## WHAT THE TASK REQUIRES
Which of the lines below contain the string "title"? Pull each one out of the data.

App and web page records
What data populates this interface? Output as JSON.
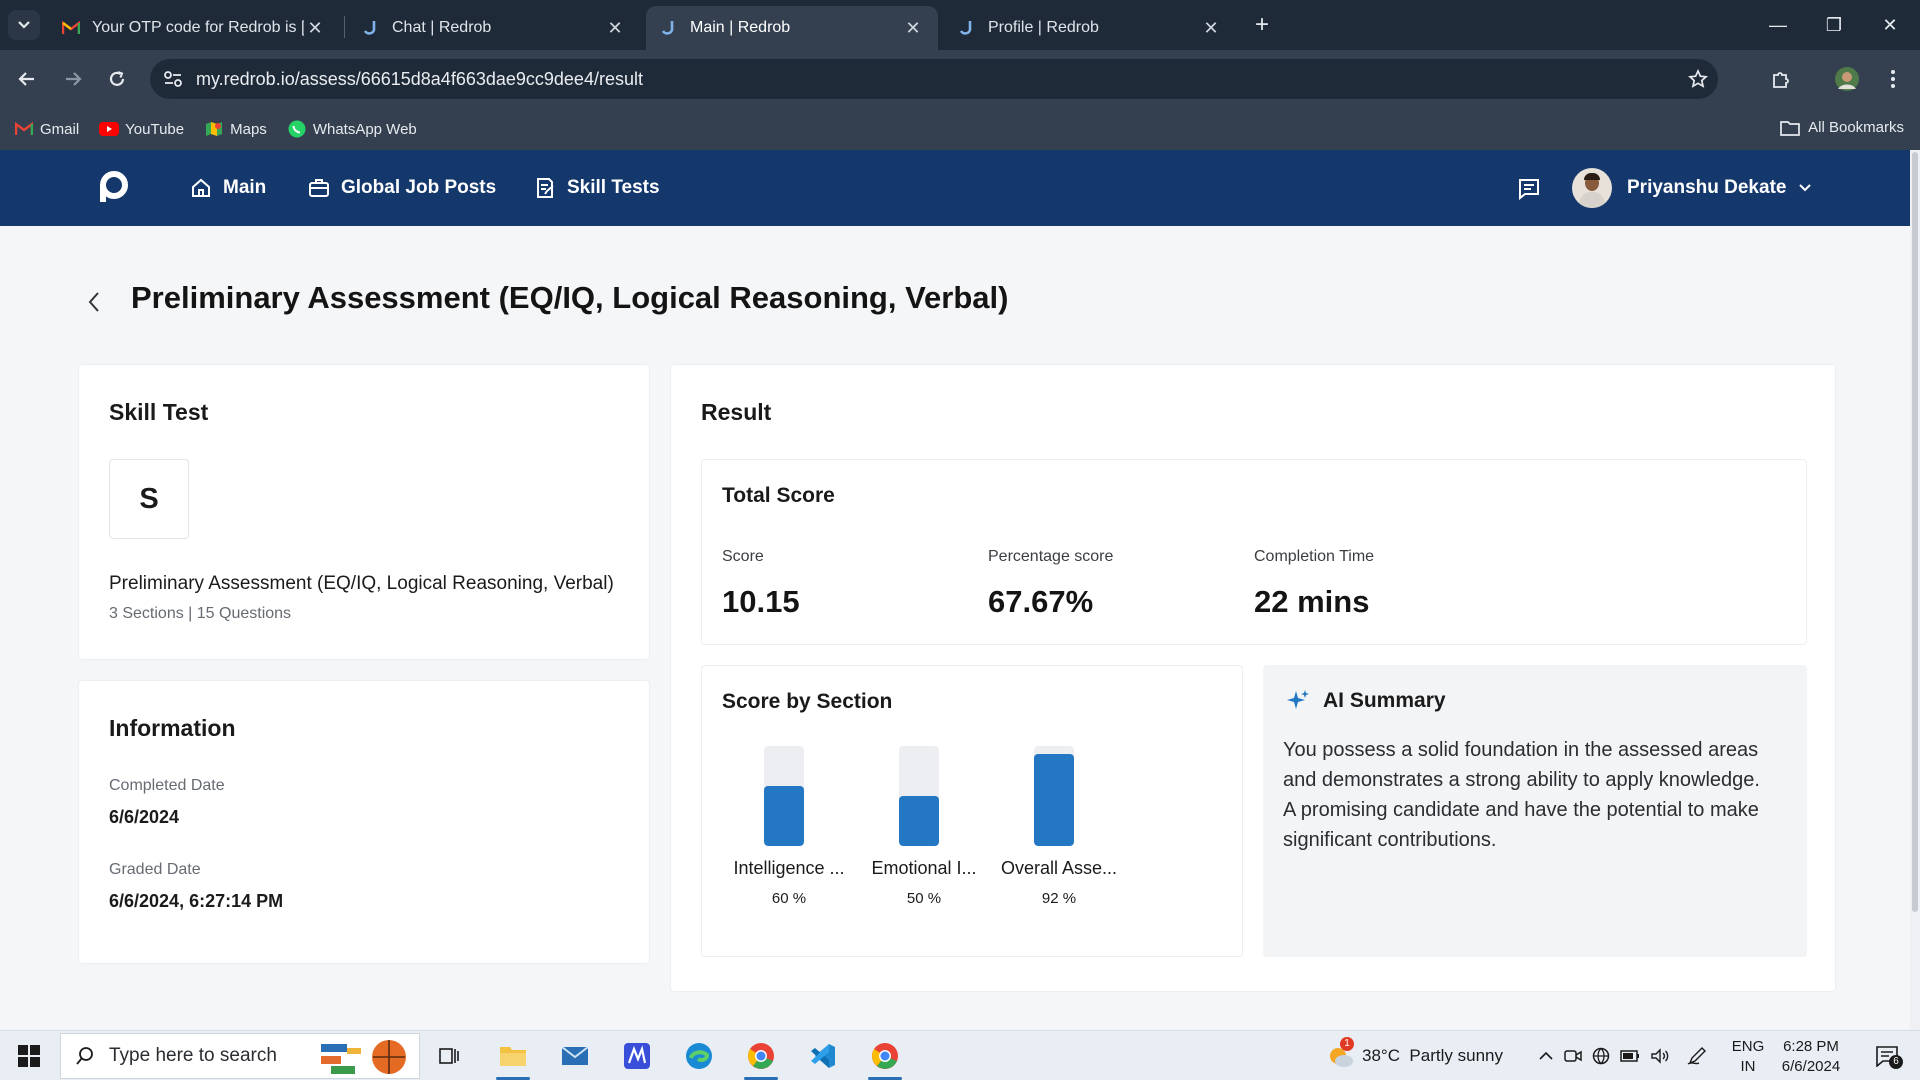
{
  "browser": {
    "tabs": [
      {
        "title": "Your OTP code for Redrob is [4",
        "favicon": "gmail-icon"
      },
      {
        "title": "Chat | Redrob",
        "favicon": "redrob-icon"
      },
      {
        "title": "Main | Redrob",
        "favicon": "redrob-icon"
      },
      {
        "title": "Profile | Redrob",
        "favicon": "redrob-icon"
      }
    ],
    "active_tab": 2,
    "url": "my.redrob.io/assess/66615d8a4f663dae9cc9dee4/result",
    "bookmarks": [
      {
        "label": "Gmail",
        "icon": "gmail-icon"
      },
      {
        "label": "YouTube",
        "icon": "youtube-icon"
      },
      {
        "label": "Maps",
        "icon": "maps-icon"
      },
      {
        "label": "WhatsApp Web",
        "icon": "whatsapp-icon"
      }
    ],
    "all_bookmarks": "All Bookmarks"
  },
  "app": {
    "nav": [
      {
        "label": "Main",
        "icon": "home-icon"
      },
      {
        "label": "Global Job Posts",
        "icon": "briefcase-icon"
      },
      {
        "label": "Skill Tests",
        "icon": "test-icon"
      }
    ],
    "user_name": "Priyanshu Dekate",
    "brand_color": "#14386b",
    "accent_color": "#2477c2"
  },
  "page": {
    "title": "Preliminary Assessment (EQ/IQ, Logical Reasoning, Verbal)"
  },
  "skill_test": {
    "heading": "Skill Test",
    "letter": "S",
    "name": "Preliminary Assessment (EQ/IQ, Logical Reasoning, Verbal)",
    "meta": "3 Sections | 15 Questions"
  },
  "information": {
    "heading": "Information",
    "completed_label": "Completed Date",
    "completed_value": "6/6/2024",
    "graded_label": "Graded Date",
    "graded_value": "6/6/2024, 6:27:14 PM"
  },
  "result": {
    "heading": "Result",
    "total_score": {
      "heading": "Total Score",
      "score_label": "Score",
      "score_value": "10.15",
      "percentage_label": "Percentage score",
      "percentage_value": "67.67%",
      "time_label": "Completion Time",
      "time_value": "22 mins"
    },
    "sections": {
      "heading": "Score by Section",
      "items": [
        {
          "label": "Intelligence ...",
          "pct_label": "60 %",
          "pct": 0.6
        },
        {
          "label": "Emotional I...",
          "pct_label": "50 %",
          "pct": 0.5
        },
        {
          "label": "Overall Asse...",
          "pct_label": "92 %",
          "pct": 0.92
        }
      ]
    },
    "ai_summary": {
      "heading": "AI Summary",
      "text": "You possess a solid foundation in the assessed areas and demonstrates a strong ability to apply knowledge. A promising candidate and have the potential to make significant contributions."
    }
  },
  "taskbar": {
    "search_placeholder": "Type here to search",
    "weather": "38°C  Partly sunny",
    "weather_badge": "1",
    "lang_1": "ENG",
    "lang_2": "IN",
    "time": "6:28 PM",
    "date": "6/6/2024",
    "notifications": "6"
  }
}
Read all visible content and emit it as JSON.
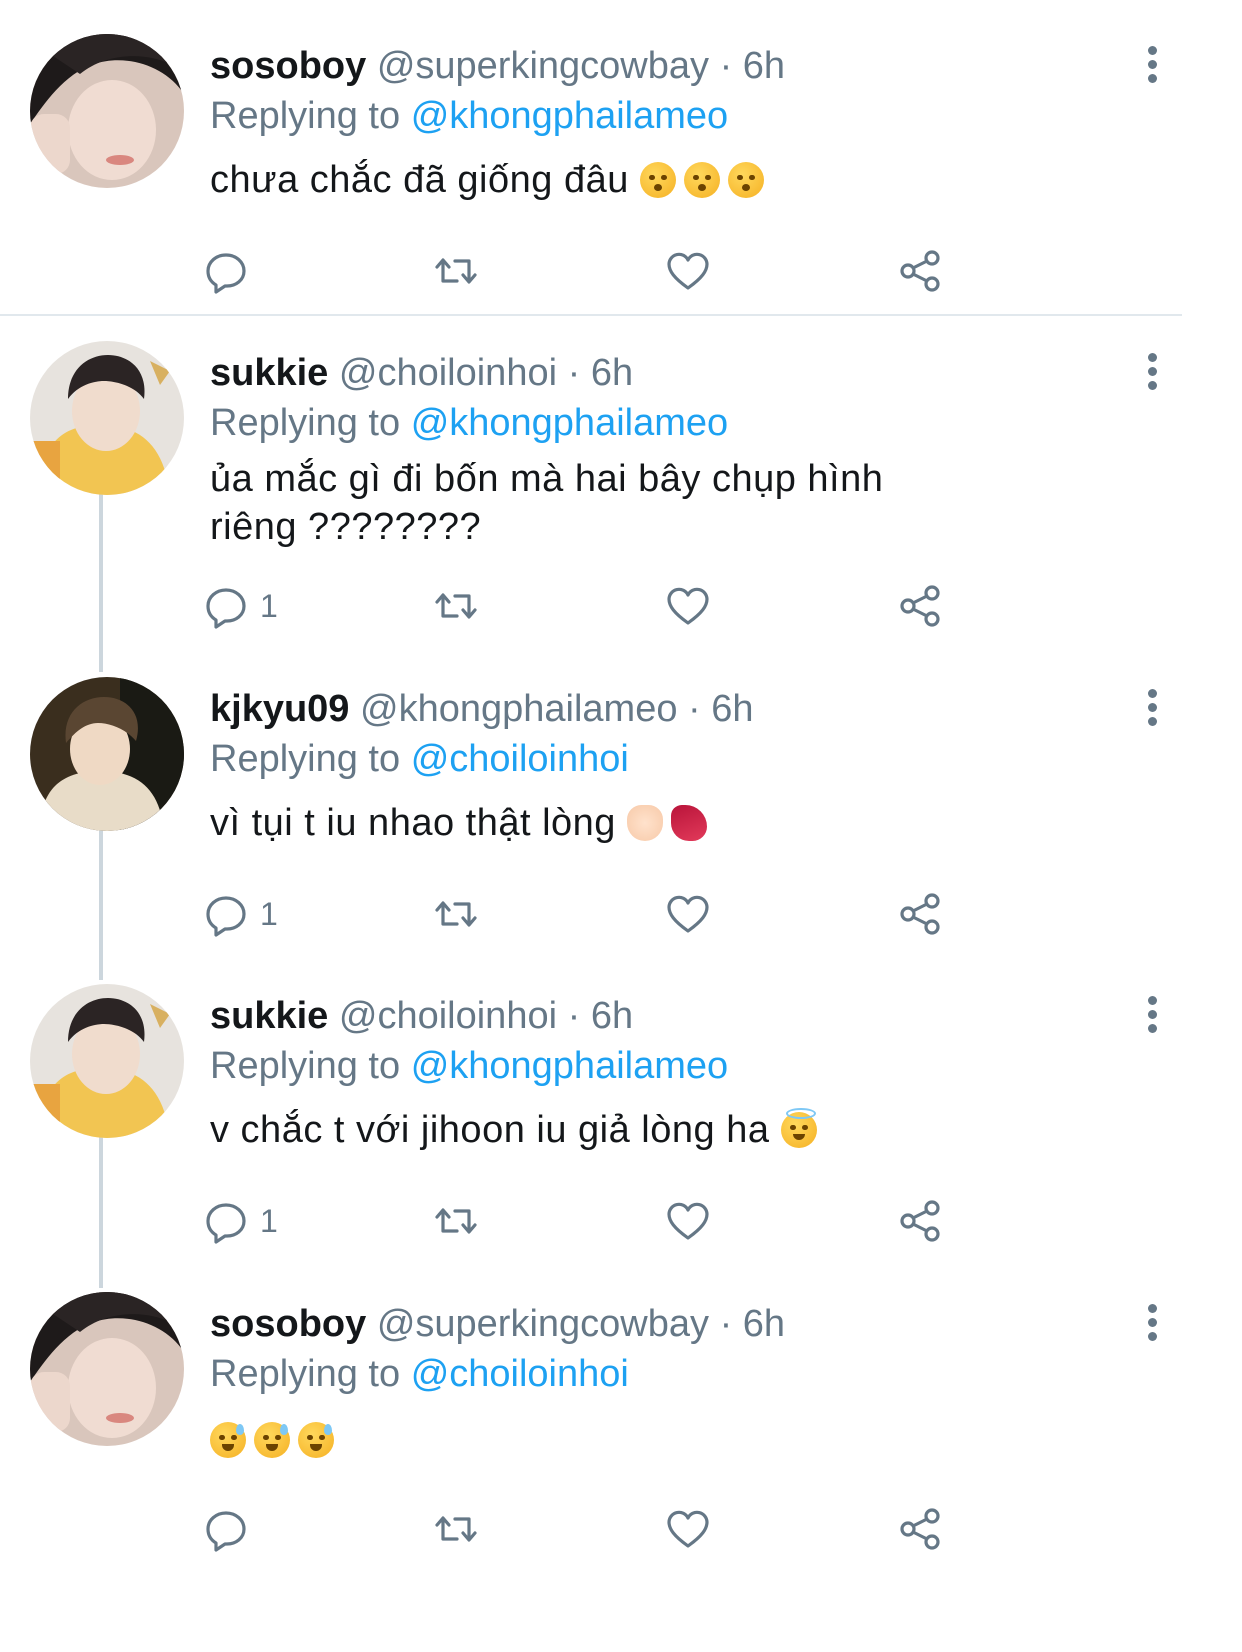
{
  "tweets": [
    {
      "name": "sosoboy",
      "handle": "@superkingcowbay",
      "dot": "·",
      "time": "6h",
      "replying_label": "Replying to",
      "replying_to": "@khongphailameo",
      "text": "chưa chắc đã giống đâu",
      "emojis": [
        "kissing-face-emoji",
        "kissing-face-emoji",
        "kissing-face-emoji"
      ],
      "reply_count": ""
    },
    {
      "name": "sukkie",
      "handle": "@choiloinhoi",
      "dot": "·",
      "time": "6h",
      "replying_label": "Replying to",
      "replying_to": "@khongphailameo",
      "text": "ủa mắc gì đi bốn mà hai bây chụp hình riêng ????????",
      "emojis": [],
      "reply_count": "1"
    },
    {
      "name": "kjkyu09",
      "handle": "@khongphailameo",
      "dot": "·",
      "time": "6h",
      "replying_label": "Replying to",
      "replying_to": "@choiloinhoi",
      "text": "vì tụi t iu nhao thật lòng",
      "emojis": [
        "heart-hands-emoji",
        "dancer-emoji"
      ],
      "reply_count": "1"
    },
    {
      "name": "sukkie",
      "handle": "@choiloinhoi",
      "dot": "·",
      "time": "6h",
      "replying_label": "Replying to",
      "replying_to": "@khongphailameo",
      "text": "v chắc t với jihoon iu giả lòng ha",
      "emojis": [
        "halo-smile-emoji"
      ],
      "reply_count": "1"
    },
    {
      "name": "sosoboy",
      "handle": "@superkingcowbay",
      "dot": "·",
      "time": "6h",
      "replying_label": "Replying to",
      "replying_to": "@choiloinhoi",
      "text": "",
      "emojis": [
        "sweat-smile-emoji",
        "sweat-smile-emoji",
        "sweat-smile-emoji"
      ],
      "reply_count": ""
    }
  ],
  "icons": {
    "reply": "reply-icon",
    "retweet": "retweet-icon",
    "like": "heart-icon",
    "share": "share-icon",
    "more": "more-vertical-icon"
  },
  "colors": {
    "link": "#1da1f2",
    "secondary": "#657786",
    "text": "#14171a",
    "divider": "#e1e8ed",
    "thread_line": "#ccd6dd"
  }
}
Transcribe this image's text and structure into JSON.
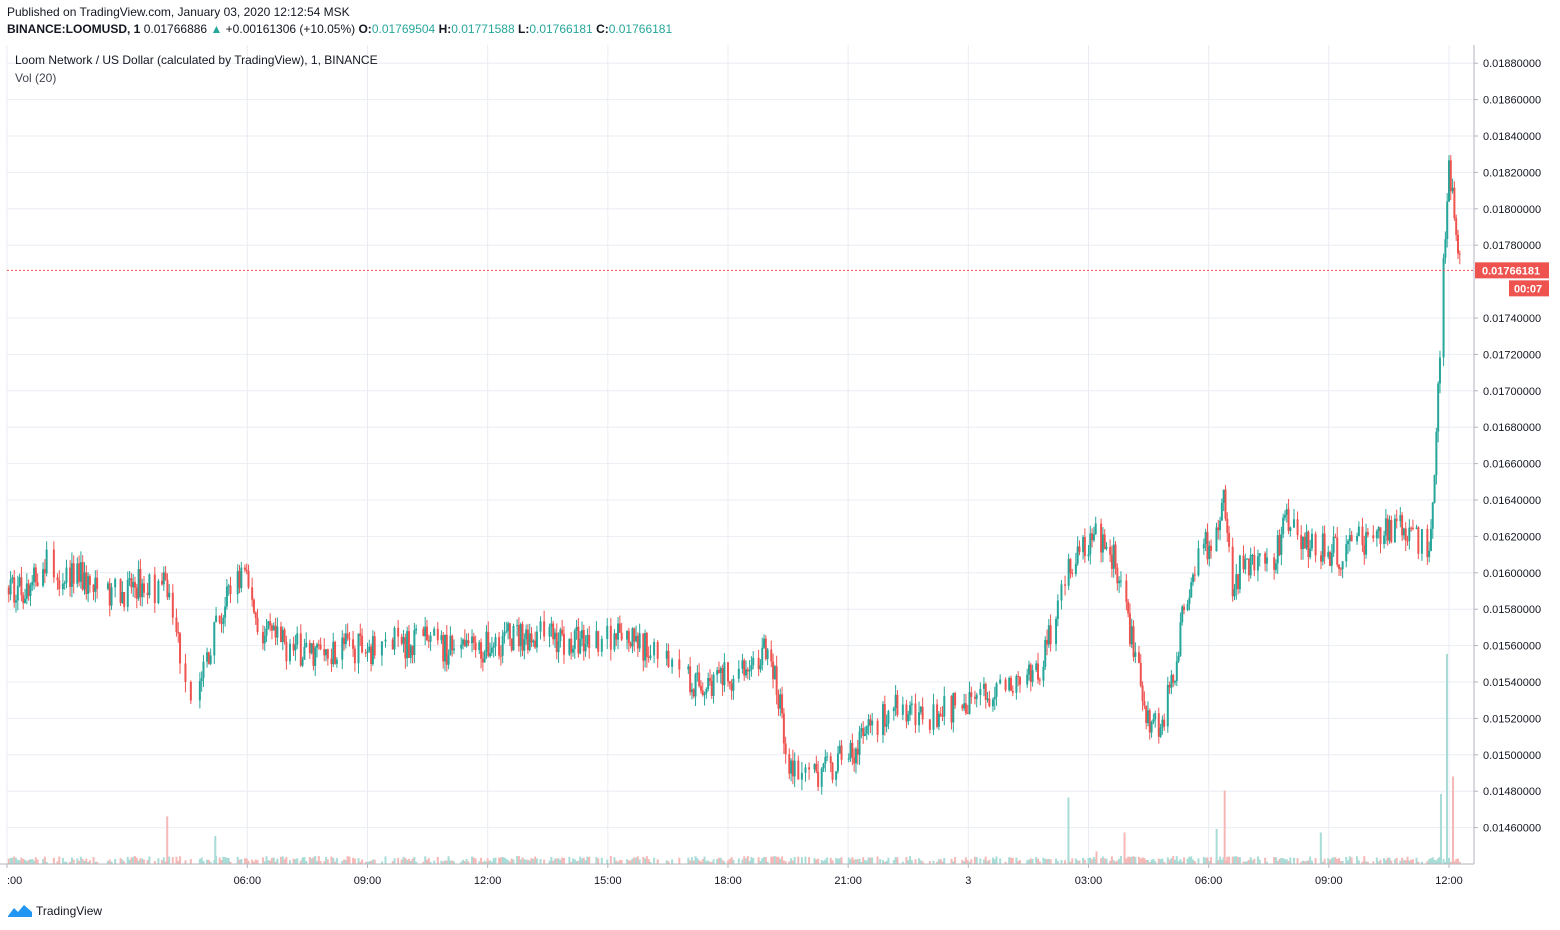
{
  "header": {
    "published": "Published on TradingView.com, January 03, 2020 12:12:54 MSK",
    "symbol": "BINANCE:LOOMUSD, 1",
    "last": "0.01766886",
    "change_arrow": "▲",
    "change": "+0.00161306 (+10.05%)",
    "o_label": "O:",
    "o_value": "0.01769504",
    "h_label": "H:",
    "h_value": "0.01771588",
    "l_label": "L:",
    "l_value": "0.01766181",
    "c_label": "C:",
    "c_value": "0.01766181"
  },
  "legend": {
    "title": "Loom Network / US Dollar (calculated by TradingView), 1, BINANCE",
    "volume": "Vol (20)"
  },
  "footer": {
    "brand": "TradingView",
    "logo_icon": "tradingview-logo-icon"
  },
  "colors": {
    "up": "#26a69a",
    "down": "#ef5350",
    "grid": "#e9edf3",
    "axis_text": "#131722",
    "price_line": "#ef5350",
    "volume_up": "#a8dcd6",
    "volume_down": "#f5b8b6"
  },
  "chart_data": {
    "type": "candlestick",
    "title": "Loom Network / US Dollar (calculated by TradingView), 1, BINANCE",
    "interval": "1 minute",
    "grid": true,
    "ylim": [
      0.0144,
      0.0189
    ],
    "y_ticks": [
      0.0188,
      0.0186,
      0.0184,
      0.0182,
      0.018,
      0.0178,
      0.0174,
      0.0172,
      0.017,
      0.0168,
      0.0166,
      0.0164,
      0.0162,
      0.016,
      0.0158,
      0.0156,
      0.0154,
      0.0152,
      0.015,
      0.0148,
      0.0146
    ],
    "y_tick_labels": [
      "0.01880000",
      "0.01860000",
      "0.01840000",
      "0.01820000",
      "0.01800000",
      "0.01780000",
      "0.01740000",
      "0.01720000",
      "0.01700000",
      "0.01680000",
      "0.01660000",
      "0.01640000",
      "0.01620000",
      "0.01600000",
      "0.01580000",
      "0.01560000",
      "0.01540000",
      "0.01520000",
      "0.01500000",
      "0.01480000",
      "0.01460000"
    ],
    "x_ticks": [
      {
        "hours": 0,
        "label": ":00"
      },
      {
        "hours": 6,
        "label": "06:00"
      },
      {
        "hours": 9,
        "label": "09:00"
      },
      {
        "hours": 12,
        "label": "12:00"
      },
      {
        "hours": 15,
        "label": "15:00"
      },
      {
        "hours": 18,
        "label": "18:00"
      },
      {
        "hours": 21,
        "label": "21:00"
      },
      {
        "hours": 24,
        "label": "3"
      },
      {
        "hours": 27,
        "label": "03:00"
      },
      {
        "hours": 30,
        "label": "06:00"
      },
      {
        "hours": 33,
        "label": "09:00"
      },
      {
        "hours": 36,
        "label": "12:00"
      }
    ],
    "x_range_hours": [
      0,
      36.3
    ],
    "current_price": 0.01766181,
    "current_price_label": "0.01766181",
    "countdown_label": "00:07",
    "price_path": [
      [
        0.0,
        0.01592
      ],
      [
        0.6,
        0.01591
      ],
      [
        0.9,
        0.01607
      ],
      [
        1.3,
        0.016
      ],
      [
        1.8,
        0.01598
      ],
      [
        2.2,
        0.0159
      ],
      [
        2.5,
        0.01586
      ],
      [
        2.9,
        0.0159
      ],
      [
        3.3,
        0.01594
      ],
      [
        3.6,
        0.01592
      ],
      [
        4.0,
        0.01592
      ],
      [
        4.3,
        0.0156
      ],
      [
        4.5,
        0.01524
      ],
      [
        4.8,
        0.0154
      ],
      [
        5.2,
        0.01568
      ],
      [
        5.6,
        0.0159
      ],
      [
        5.9,
        0.016
      ],
      [
        6.1,
        0.01584
      ],
      [
        6.4,
        0.01566
      ],
      [
        6.9,
        0.0156
      ],
      [
        7.6,
        0.01556
      ],
      [
        8.4,
        0.0156
      ],
      [
        9.1,
        0.01558
      ],
      [
        9.8,
        0.01562
      ],
      [
        10.5,
        0.01562
      ],
      [
        11.2,
        0.01556
      ],
      [
        11.9,
        0.01558
      ],
      [
        12.4,
        0.01564
      ],
      [
        13.0,
        0.01566
      ],
      [
        13.5,
        0.01566
      ],
      [
        14.0,
        0.01562
      ],
      [
        14.6,
        0.01564
      ],
      [
        15.1,
        0.01566
      ],
      [
        15.7,
        0.0156
      ],
      [
        16.3,
        0.01558
      ],
      [
        16.8,
        0.01546
      ],
      [
        17.3,
        0.01538
      ],
      [
        17.9,
        0.01542
      ],
      [
        18.4,
        0.01546
      ],
      [
        18.9,
        0.01556
      ],
      [
        19.2,
        0.0154
      ],
      [
        19.5,
        0.015
      ],
      [
        19.8,
        0.01486
      ],
      [
        20.2,
        0.01488
      ],
      [
        20.6,
        0.01494
      ],
      [
        21.0,
        0.015
      ],
      [
        21.6,
        0.01514
      ],
      [
        22.1,
        0.01526
      ],
      [
        22.6,
        0.0152
      ],
      [
        23.1,
        0.01522
      ],
      [
        23.7,
        0.01526
      ],
      [
        24.3,
        0.0153
      ],
      [
        24.8,
        0.01536
      ],
      [
        25.3,
        0.01542
      ],
      [
        25.8,
        0.01548
      ],
      [
        26.2,
        0.0158
      ],
      [
        26.5,
        0.01604
      ],
      [
        26.9,
        0.01614
      ],
      [
        27.3,
        0.0162
      ],
      [
        27.6,
        0.0161
      ],
      [
        27.9,
        0.01584
      ],
      [
        28.2,
        0.01552
      ],
      [
        28.5,
        0.0152
      ],
      [
        28.8,
        0.01516
      ],
      [
        29.1,
        0.0154
      ],
      [
        29.4,
        0.01584
      ],
      [
        29.7,
        0.0161
      ],
      [
        30.1,
        0.01618
      ],
      [
        30.4,
        0.0164
      ],
      [
        30.6,
        0.01596
      ],
      [
        30.9,
        0.01604
      ],
      [
        31.3,
        0.01612
      ],
      [
        31.6,
        0.01604
      ],
      [
        31.9,
        0.0163
      ],
      [
        32.2,
        0.0162
      ],
      [
        32.6,
        0.01614
      ],
      [
        33.0,
        0.01612
      ],
      [
        33.4,
        0.0161
      ],
      [
        33.8,
        0.01618
      ],
      [
        34.3,
        0.01622
      ],
      [
        34.8,
        0.01624
      ],
      [
        35.2,
        0.01618
      ],
      [
        35.5,
        0.01616
      ],
      [
        35.7,
        0.0168
      ],
      [
        35.85,
        0.0176
      ],
      [
        36.0,
        0.0182
      ],
      [
        36.1,
        0.0181
      ],
      [
        36.2,
        0.0179
      ],
      [
        36.3,
        0.01766
      ]
    ],
    "volume_spikes": [
      {
        "hours": 4.0,
        "rel": 0.68,
        "up": false
      },
      {
        "hours": 5.2,
        "rel": 0.4,
        "up": true
      },
      {
        "hours": 12.0,
        "rel": 0.08,
        "up": false
      },
      {
        "hours": 21.8,
        "rel": 0.07,
        "up": true
      },
      {
        "hours": 27.2,
        "rel": 0.18,
        "up": false
      },
      {
        "hours": 26.5,
        "rel": 0.95,
        "up": true
      },
      {
        "hours": 27.9,
        "rel": 0.45,
        "up": false
      },
      {
        "hours": 30.2,
        "rel": 0.5,
        "up": true
      },
      {
        "hours": 30.4,
        "rel": 1.05,
        "up": false
      },
      {
        "hours": 32.8,
        "rel": 0.45,
        "up": true
      },
      {
        "hours": 35.8,
        "rel": 1.0,
        "up": true
      },
      {
        "hours": 35.95,
        "rel": 3.0,
        "up": true
      },
      {
        "hours": 36.1,
        "rel": 1.25,
        "up": false
      }
    ]
  }
}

## RESULT FOR THIS TASK
        "title": "Your OTP code for Redrob is [4",
        "title": "Chat | Redrob",
        "title": "Main | Redrob",
        "title": "Profile | Redrob",
    "title": "Preliminary Assessment (EQ/IQ, Logical Reasoning, Verbal)"
    "title": "Loom Network / US Dollar (calculated by TradingView), 1, BINANCE",
    "title": "Loom Network / US Dollar (calculated by TradingView), 1, BINANCE",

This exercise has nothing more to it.